ABOUT THIS EXERCISE - Omit the pictures, please, and give each record below again exactly.

SOURCE MATERIAL Start Marker

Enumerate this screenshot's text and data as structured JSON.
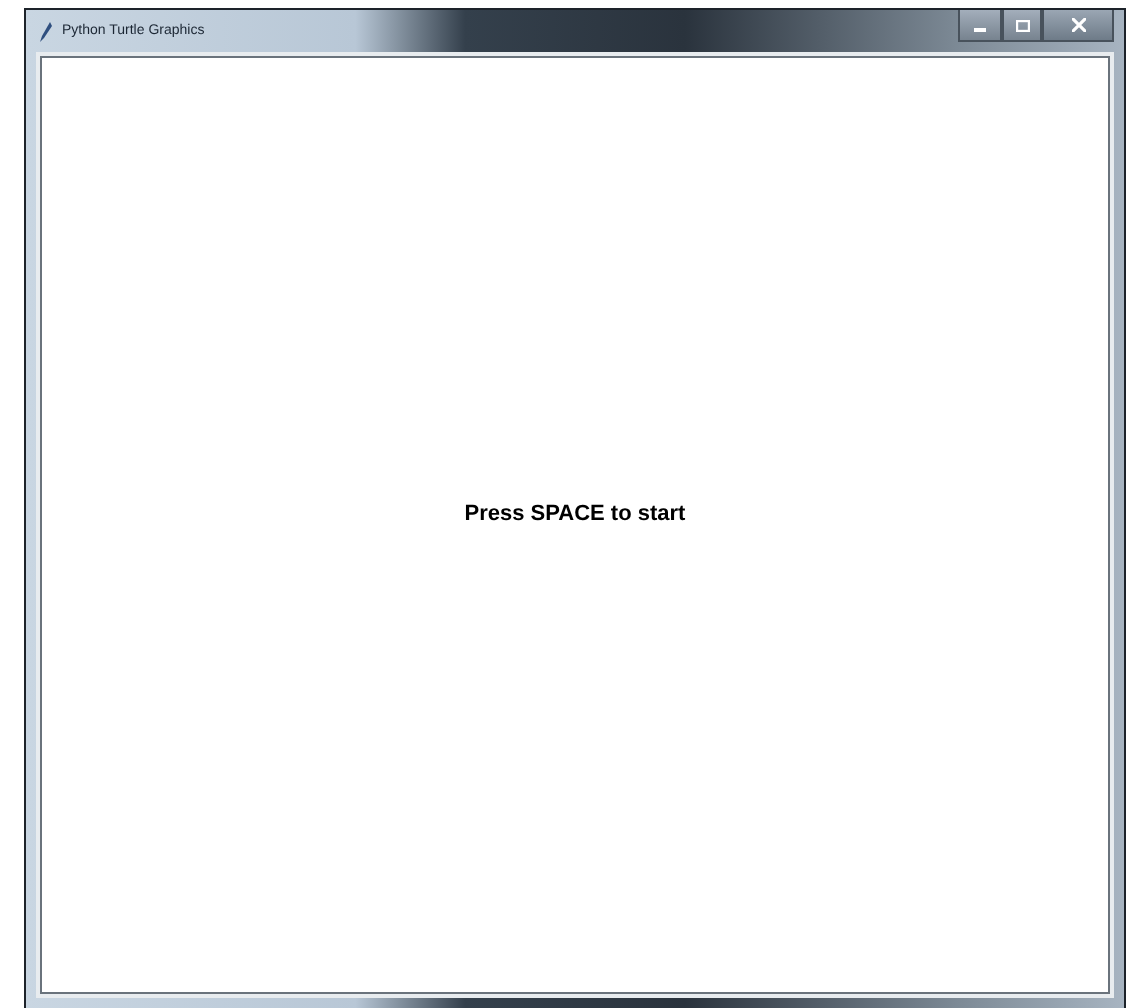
{
  "window": {
    "title": "Python Turtle Graphics"
  },
  "canvas": {
    "message": "Press SPACE to start"
  }
}
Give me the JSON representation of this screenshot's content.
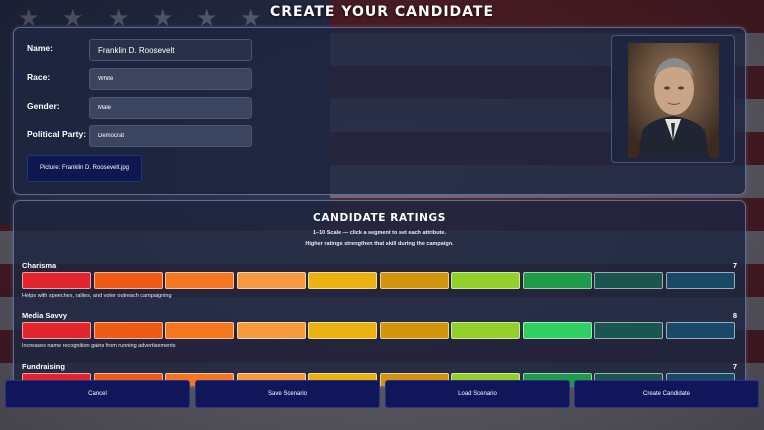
{
  "page": {
    "title": "CREATE YOUR CANDIDATE"
  },
  "form": {
    "name_label": "Name:",
    "name_value": "Franklin D. Roosevelt",
    "race_label": "Race:",
    "race_value": "White",
    "gender_label": "Gender:",
    "gender_value": "Male",
    "party_label": "Political Party:",
    "party_value": "Democrat",
    "picture_button": "Picture: Franklin D. Roosevelt.jpg"
  },
  "ratings": {
    "title": "CANDIDATE RATINGS",
    "subtitle_1": "1–10 Scale — click a segment to set each attribute.",
    "subtitle_2": "Higher ratings strengthen that skill during the campaign.",
    "segment_colors": [
      "#e3262d",
      "#ef5a14",
      "#f47720",
      "#f59a3e",
      "#eab20f",
      "#d1940c",
      "#93d12a",
      "#2fcf62",
      "#1f6f6a",
      "#1f5f86"
    ],
    "segment_dim_colors": [
      "#a8222a",
      "#b84a19",
      "#bb5b1c",
      "#b97332",
      "#b38a0f",
      "#9f720c",
      "#6e9c22",
      "#1f9b4a",
      "#1a5550",
      "#184a68"
    ],
    "attributes": [
      {
        "name": "Charisma",
        "value": "7",
        "level": 7,
        "description": "Helps with speeches, rallies, and voter outreach campaigning"
      },
      {
        "name": "Media Savvy",
        "value": "8",
        "level": 8,
        "description": "Increases name recognition gains from running advertisements"
      },
      {
        "name": "Fundraising",
        "value": "7",
        "level": 7,
        "description": ""
      }
    ]
  },
  "buttons": {
    "cancel": "Cancel",
    "save": "Save Scenario",
    "load": "Load Scenario",
    "create": "Create Candidate"
  },
  "colors": {
    "panel": "#1e2640",
    "button": "#11165a",
    "accent": "#0f1750"
  }
}
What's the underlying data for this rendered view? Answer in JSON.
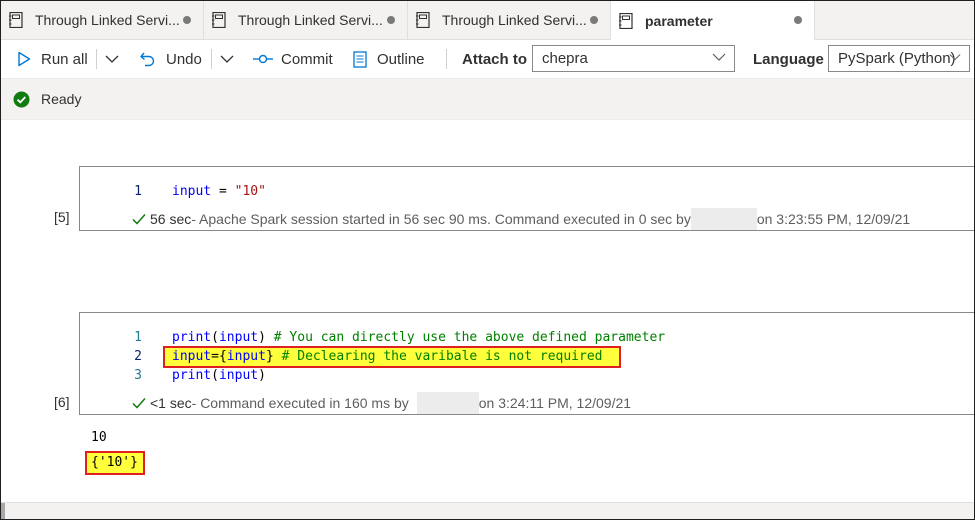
{
  "tabs": [
    {
      "label": "Through Linked Servi...",
      "modified": true,
      "active": false
    },
    {
      "label": "Through Linked Servi...",
      "modified": true,
      "active": false
    },
    {
      "label": "Through Linked Servi...",
      "modified": true,
      "active": false
    },
    {
      "label": "parameter",
      "modified": true,
      "active": true
    }
  ],
  "toolbar": {
    "run_all": "Run all",
    "undo": "Undo",
    "commit": "Commit",
    "outline": "Outline",
    "attach_label": "Attach to",
    "attach_value": "chepra",
    "language_label": "Language",
    "language_value": "PySpark (Python)"
  },
  "status": {
    "text": "Ready"
  },
  "cells": [
    {
      "exec_count": "[5]",
      "lines": [
        {
          "num": "1",
          "parts": [
            [
              "kw",
              "input"
            ],
            [
              "plain",
              " = "
            ],
            [
              "str",
              "\"10\""
            ]
          ]
        }
      ],
      "exec_time": "56 sec",
      "exec_msg_a": " - Apache Spark session started in 56 sec 90 ms. Command executed in 0 sec by",
      "exec_msg_b": "on 3:23:55 PM, 12/09/21"
    },
    {
      "exec_count": "[6]",
      "lines": [
        {
          "num": "1",
          "parts": [
            [
              "kw",
              "print"
            ],
            [
              "plain",
              "("
            ],
            [
              "kw",
              "input"
            ],
            [
              "plain",
              ")"
            ],
            [
              "cm",
              " # You can directly use the above defined parameter"
            ]
          ]
        },
        {
          "num": "2",
          "parts": [
            [
              "kw",
              "input"
            ],
            [
              "plain",
              "={"
            ],
            [
              "kw",
              "input"
            ],
            [
              "plain",
              "}"
            ],
            [
              "cm",
              " # Declearing the varibale is not required"
            ]
          ]
        },
        {
          "num": "3",
          "parts": [
            [
              "kw",
              "print"
            ],
            [
              "plain",
              "("
            ],
            [
              "kw",
              "input"
            ],
            [
              "plain",
              ")"
            ]
          ]
        }
      ],
      "exec_time": "<1 sec",
      "exec_msg_a": " - Command executed in 160 ms by",
      "exec_msg_b": "on 3:24:11 PM, 12/09/21",
      "output": [
        "10",
        "{'10'}"
      ]
    }
  ],
  "colors": {
    "accent": "#0078d4",
    "ready": "#107c10",
    "highlight": "#ffff3b",
    "highlight_border": "#e02020"
  }
}
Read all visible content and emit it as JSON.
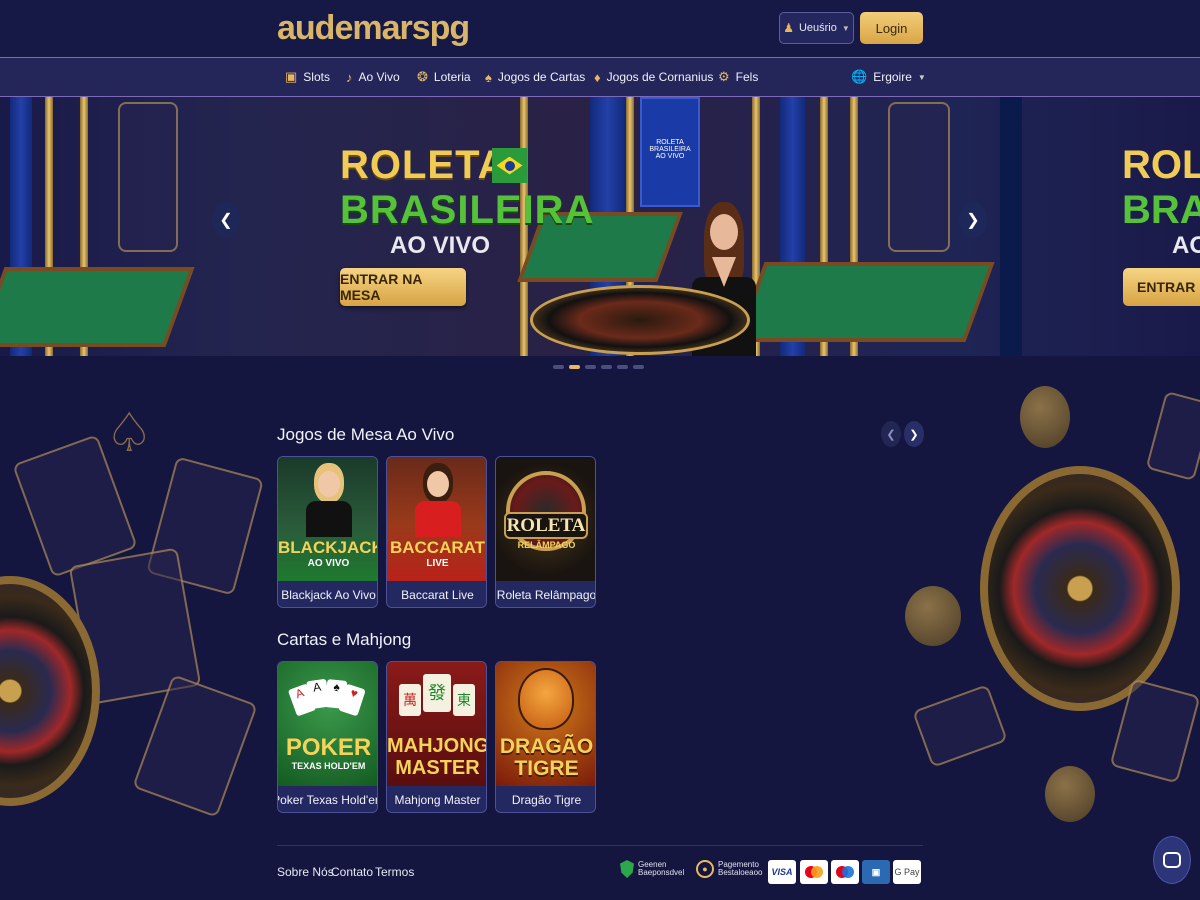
{
  "header": {
    "logo": "audemarspg",
    "user_label": "Ueuśrio",
    "login_label": "Login"
  },
  "nav": {
    "items": [
      {
        "label": "Slots",
        "icon": "slot-machine-icon"
      },
      {
        "label": "Ao Vivo",
        "icon": "money-bag-icon"
      },
      {
        "label": "Loteria",
        "icon": "lottery-ball-icon"
      },
      {
        "label": "Jogos de Cartas",
        "icon": "cards-icon"
      },
      {
        "label": "Jogos de Cornanius",
        "icon": "spade-icon"
      },
      {
        "label": "Fels",
        "icon": "joystick-icon"
      }
    ],
    "language_label": "Ergoire"
  },
  "hero": {
    "title_line1": "ROLETA",
    "title_line2": "BRASILEIRA",
    "title_line3": "AO VIVO",
    "cta_label": "ENTRAR NA MESA",
    "next_title_line1": "ROLETA",
    "next_title_line2": "BRASILEIRA",
    "next_title_line3": "AO",
    "next_cta_label": "ENTRAR NA MESA",
    "tv_text": "ROLETA BRASILEIRA",
    "tv_sub": "AO VIVO",
    "slide_count": 6,
    "active_slide": 2
  },
  "sections": [
    {
      "title": "Jogos de Mesa Ao Vivo",
      "games": [
        {
          "label": "Blackjack Ao Vivo",
          "art_main": "BLACKJACK",
          "art_sub": "AO VIVO"
        },
        {
          "label": "Baccarat Live",
          "art_main": "BACCARAT",
          "art_sub": "LIVE"
        },
        {
          "label": "Roleta Relâmpago",
          "art_main": "ROLETA",
          "art_sub": "RELÂMPAGO"
        }
      ]
    },
    {
      "title": "Cartas e Mahjong",
      "games": [
        {
          "label": "Poker Texas Hold'em",
          "art_main": "POKER",
          "art_sub": "TEXAS HOLD'EM"
        },
        {
          "label": "Mahjong Master",
          "art_main": "MAHJONG",
          "art_sub": "MASTER"
        },
        {
          "label": "Dragão Tigre",
          "art_main": "DRAGÃO",
          "art_sub": "TIGRE"
        }
      ]
    }
  ],
  "footer": {
    "links": [
      "Sobre Nós",
      "Contato",
      "Termos"
    ],
    "badge1_line1": "Geenen",
    "badge1_line2": "Baeponsdvel",
    "badge2_line1": "Pagemento",
    "badge2_line2": "Bestaloeaoo",
    "payments": [
      "VISA",
      "mastercard",
      "maestro",
      "card",
      "G Pay"
    ]
  },
  "colors": {
    "background": "#141640",
    "accent_gold": "#e8b862",
    "nav_bg": "#24265a"
  }
}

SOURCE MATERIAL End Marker

OUTPUT FOR THIS EXERCISE -
Enumerate this screenshot's text and data as structured JSON.
{
  "window": {
    "title": "Python Turtle Graphics"
  },
  "canvas": {
    "message": "Press SPACE to start"
  }
}
Give me the JSON representation of this screenshot's content.
{
  "page": {
    "title": "CREATE YOUR CANDIDATE"
  },
  "form": {
    "name_label": "Name:",
    "name_value": "Franklin D. Roosevelt",
    "race_label": "Race:",
    "race_value": "White",
    "gender_label": "Gender:",
    "gender_value": "Male",
    "party_label": "Political Party:",
    "party_value": "Democrat",
    "picture_button": "Picture: Franklin D. Roosevelt.jpg"
  },
  "ratings": {
    "title": "CANDIDATE RATINGS",
    "subtitle_1": "1–10 Scale — click a segment to set each attribute.",
    "subtitle_2": "Higher ratings strengthen that skill during the campaign.",
    "segment_colors": [
      "#e3262d",
      "#ef5a14",
      "#f47720",
      "#f59a3e",
      "#eab20f",
      "#d1940c",
      "#93d12a",
      "#2fcf62",
      "#1f6f6a",
      "#1f5f86"
    ],
    "segment_dim_colors": [
      "#a8222a",
      "#b84a19",
      "#bb5b1c",
      "#b97332",
      "#b38a0f",
      "#9f720c",
      "#6e9c22",
      "#1f9b4a",
      "#1a5550",
      "#184a68"
    ],
    "attributes": [
      {
        "name": "Charisma",
        "value": "7",
        "level": 7,
        "description": "Helps with speeches, rallies, and voter outreach campaigning"
      },
      {
        "name": "Media Savvy",
        "value": "8",
        "level": 8,
        "description": "Increases name recognition gains from running advertisements"
      },
      {
        "name": "Fundraising",
        "value": "7",
        "level": 7,
        "description": ""
      }
    ]
  },
  "buttons": {
    "cancel": "Cancel",
    "save": "Save Scenario",
    "load": "Load Scenario",
    "create": "Create Candidate"
  },
  "colors": {
    "panel": "#1e2640",
    "button": "#11165a",
    "accent": "#0f1750"
  }
}
What's the underlying data for this rendered view? Answer in JSON.
{
  "tabs": [
    {
      "label": "Through Linked Servi...",
      "modified": true,
      "active": false
    },
    {
      "label": "Through Linked Servi...",
      "modified": true,
      "active": false
    },
    {
      "label": "Through Linked Servi...",
      "modified": true,
      "active": false
    },
    {
      "label": "parameter",
      "modified": true,
      "active": true
    }
  ],
  "toolbar": {
    "run_all": "Run all",
    "undo": "Undo",
    "commit": "Commit",
    "outline": "Outline",
    "attach_label": "Attach to",
    "attach_value": "chepra",
    "language_label": "Language",
    "language_value": "PySpark (Python)"
  },
  "status": {
    "text": "Ready"
  },
  "cells": [
    {
      "exec_count": "[5]",
      "lines": [
        {
          "num": "1",
          "parts": [
            [
              "kw",
              "input"
            ],
            [
              "plain",
              " = "
            ],
            [
              "str",
              "\"10\""
            ]
          ]
        }
      ],
      "exec_time": "56 sec",
      "exec_msg_a": " - Apache Spark session started in 56 sec 90 ms. Command executed in 0 sec by",
      "exec_msg_b": "on 3:23:55 PM, 12/09/21"
    },
    {
      "exec_count": "[6]",
      "lines": [
        {
          "num": "1",
          "parts": [
            [
              "kw",
              "print"
            ],
            [
              "plain",
              "("
            ],
            [
              "kw",
              "input"
            ],
            [
              "plain",
              ")"
            ],
            [
              "cm",
              " # You can directly use the above defined parameter"
            ]
          ]
        },
        {
          "num": "2",
          "parts": [
            [
              "kw",
              "input"
            ],
            [
              "plain",
              "={"
            ],
            [
              "kw",
              "input"
            ],
            [
              "plain",
              "}"
            ],
            [
              "cm",
              " # Declearing the varibale is not required"
            ]
          ]
        },
        {
          "num": "3",
          "parts": [
            [
              "kw",
              "print"
            ],
            [
              "plain",
              "("
            ],
            [
              "kw",
              "input"
            ],
            [
              "plain",
              ")"
            ]
          ]
        }
      ],
      "exec_time": "<1 sec",
      "exec_msg_a": " - Command executed in 160 ms by",
      "exec_msg_b": "on 3:24:11 PM, 12/09/21",
      "output": [
        "10",
        "{'10'}"
      ]
    }
  ],
  "colors": {
    "accent": "#0078d4",
    "ready": "#107c10",
    "highlight": "#ffff3b",
    "highlight_border": "#e02020"
  }
}
Read all visible content and emit it as JSON.
{
  "header": {
    "logo": "audemarspg",
    "user_label": "Ueuśrio",
    "login_label": "Login"
  },
  "nav": {
    "items": [
      {
        "label": "Slots",
        "icon": "slot-machine-icon"
      },
      {
        "label": "Ao Vivo",
        "icon": "money-bag-icon"
      },
      {
        "label": "Loteria",
        "icon": "lottery-ball-icon"
      },
      {
        "label": "Jogos de Cartas",
        "icon": "cards-icon"
      },
      {
        "label": "Jogos de Cornanius",
        "icon": "spade-icon"
      },
      {
        "label": "Fels",
        "icon": "joystick-icon"
      }
    ],
    "language_label": "Ergoire"
  },
  "hero": {
    "title_line1": "ROLETA",
    "title_line2": "BRASILEIRA",
    "title_line3": "AO VIVO",
    "cta_label": "ENTRAR NA MESA",
    "next_title_line1": "ROLETA",
    "next_title_line2": "BRASILEIRA",
    "next_title_line3": "AO",
    "next_cta_label": "ENTRAR NA MESA",
    "tv_text": "ROLETA BRASILEIRA",
    "tv_sub": "AO VIVO",
    "slide_count": 6,
    "active_slide": 2
  },
  "sections": [
    {
      "title": "Jogos de Mesa Ao Vivo",
      "games": [
        {
          "label": "Blackjack Ao Vivo",
          "art_main": "BLACKJACK",
          "art_sub": "AO VIVO"
        },
        {
          "label": "Baccarat Live",
          "art_main": "BACCARAT",
          "art_sub": "LIVE"
        },
        {
          "label": "Roleta Relâmpago",
          "art_main": "ROLETA",
          "art_sub": "RELÂMPAGO"
        }
      ]
    },
    {
      "title": "Cartas e Mahjong",
      "games": [
        {
          "label": "Poker Texas Hold'em",
          "art_main": "POKER",
          "art_sub": "TEXAS HOLD'EM"
        },
        {
          "label": "Mahjong Master",
          "art_main": "MAHJONG",
          "art_sub": "MASTER"
        },
        {
          "label": "Dragão Tigre",
          "art_main": "DRAGÃO",
          "art_sub": "TIGRE"
        }
      ]
    }
  ],
  "footer": {
    "links": [
      "Sobre Nós",
      "Contato",
      "Termos"
    ],
    "badge1_line1": "Geenen",
    "badge1_line2": "Baeponsdvel",
    "badge2_line1": "Pagemento",
    "badge2_line2": "Bestaloeaoo",
    "payments": [
      "VISA",
      "mastercard",
      "maestro",
      "card",
      "G Pay"
    ]
  },
  "colors": {
    "background": "#141640",
    "accent_gold": "#e8b862",
    "nav_bg": "#24265a"
  }
}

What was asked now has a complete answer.